Since they were going out and all, they made another film in 1981 called, "Pennies From Heaven," which got her a Golden Globe Award as Best Motion Picture Actress in a Comedy or Musical.
By 1981, she was so popular and so pretty (for a girl) that she got on the cover and in a photo spread in Playboy.
Now I've seen that particular issue (December 1981) as there was a fascinating article concerning Fourier transforms in it and I've seen her spread. I am happy (not really) to report that our wholesome friend, Bernadette did not appear nude in the photos, but modeled various lingerie designed by Bob Mackie. Good girl (damn it!).
In 1982 she starred with Albert Finney and Carol Burnett in the film version of the musical, "Annie." She would appear many times on Carol's own television variety show over the years.
Why here's a couple of clips of Bernadette and Carol in their soap opera version of "The Exorcist."
And a clip of Bernadette singing "All That Jazz," on the Carol's show from 1975. What a cutie!
In 1982 Bernadette returned to the New York stage after an eight year absence in one of her few non-musical stage performances, the off-Broadway Manhattan Theatre Club production of the comedy-drama "Sally and Marsha," for which she was nominated for another Drama Desk Award. She has continued switching to live thaetre and films and T.V. throughout the rest of her career, the poor confused girl.
She starred with Clint Eastwood in 1989's "Pink Cadillac." She played Circe, in the 1997 television version of Homer's "The Odyssey," Cinderella's step mom in "Cinderella," appeared on "Frasier," and "Ally McBeal," in 2001, appeared with three generations of the Kirk Douglas family in the 2003 film, "It Runs in the Family," in which she played the wife of Michael Douglas's character.
She's been on "Will and Grace," "Law and Order, SVU," "Boston Legal," "Grey's Anatomy," a recurring role on "Ugly Betty." Hell, the woman's been on everything!
She even has her own star on the Hollywood Walk of Fame for Live Theatre. I don't even have one of those.
Last March she starred in "Coming Up Roses," playing a former musical-comedy actress with two daughters. A stretch for her.
Bernadette finally married in 1996 to investment adviser Michael Wittenberg, at the home of her friend Mary Tyler Moore.
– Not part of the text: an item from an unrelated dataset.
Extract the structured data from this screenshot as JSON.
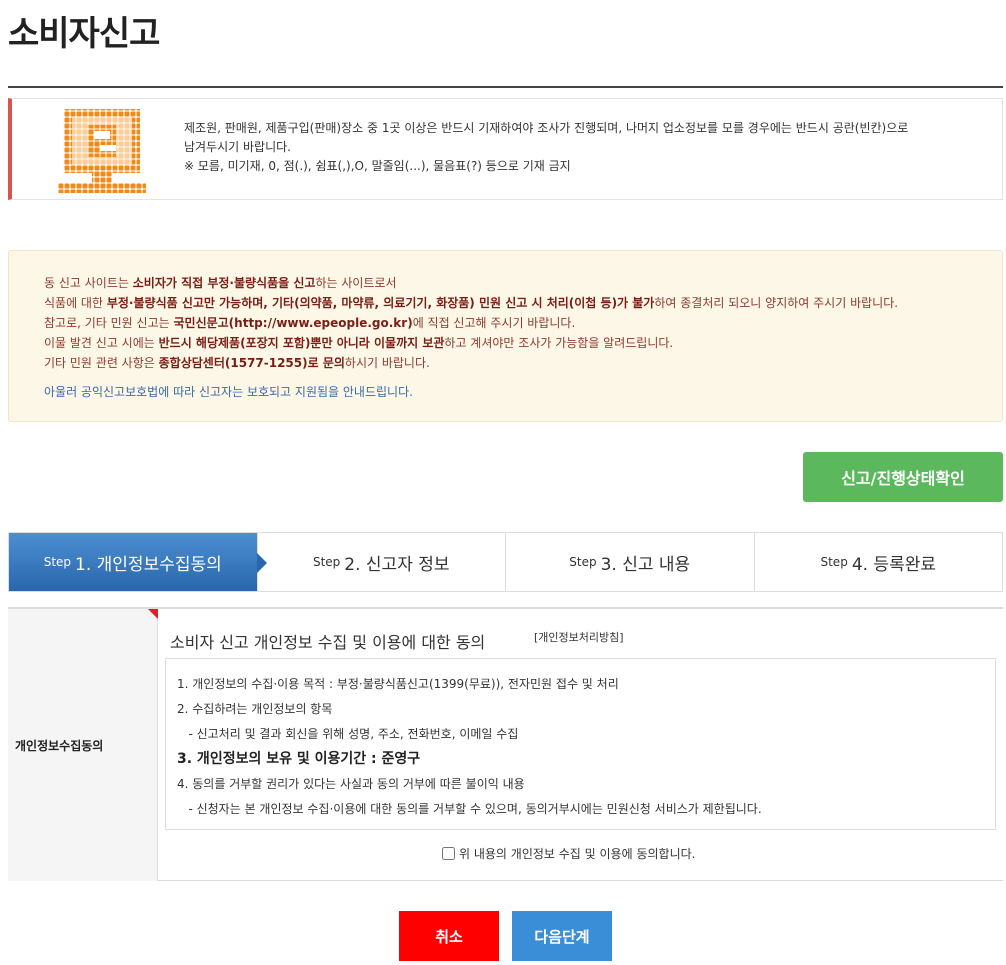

We are all saddened to report that he died tragically in a helicopter crash while on a business trip to Montenegro in 2005. He was only forty three years old.
Bernadette has been nominated for the Tony Award seven times, and won twice. She has also been nominated for the Drama Desk Award eight times and won three times.
She has been cast in the role of Sally Durant Plummer in the Kennedy Center for the Performing Arts production of the Steven Sondheim musical, "Follies," which is scheduled to run at the Eisenhower Theatre from May 7 through June 19, 2011. I invite you to go see her. Perhaps I'll see you there.
Wow, not bad from memory, huh?
The above is only a small representation of her remarkable career on stage, and in films and T.V. Clearly an over achiever she is also an accomplished author of children's books. A recording artist (six solo albums (Erin, those round plastic things they used after silent movies, and before CDs)). Concert performer, here she is singing "Fever,: which I can't watch as it gets me too hot:
If all this wasn't enough, all of us here at Joyce's Take wish her continued good health and fortune in whatever she does, and a very happy birthday!
Happy birthday Bernadette!


  1. Endless Happy Birthdays to this Belle, this Bella Donna of Queens.

  2. I love this blog, but you forgot one very important show she was in. Bernadette sent my heart into happiness as The Witch in Into the Woods.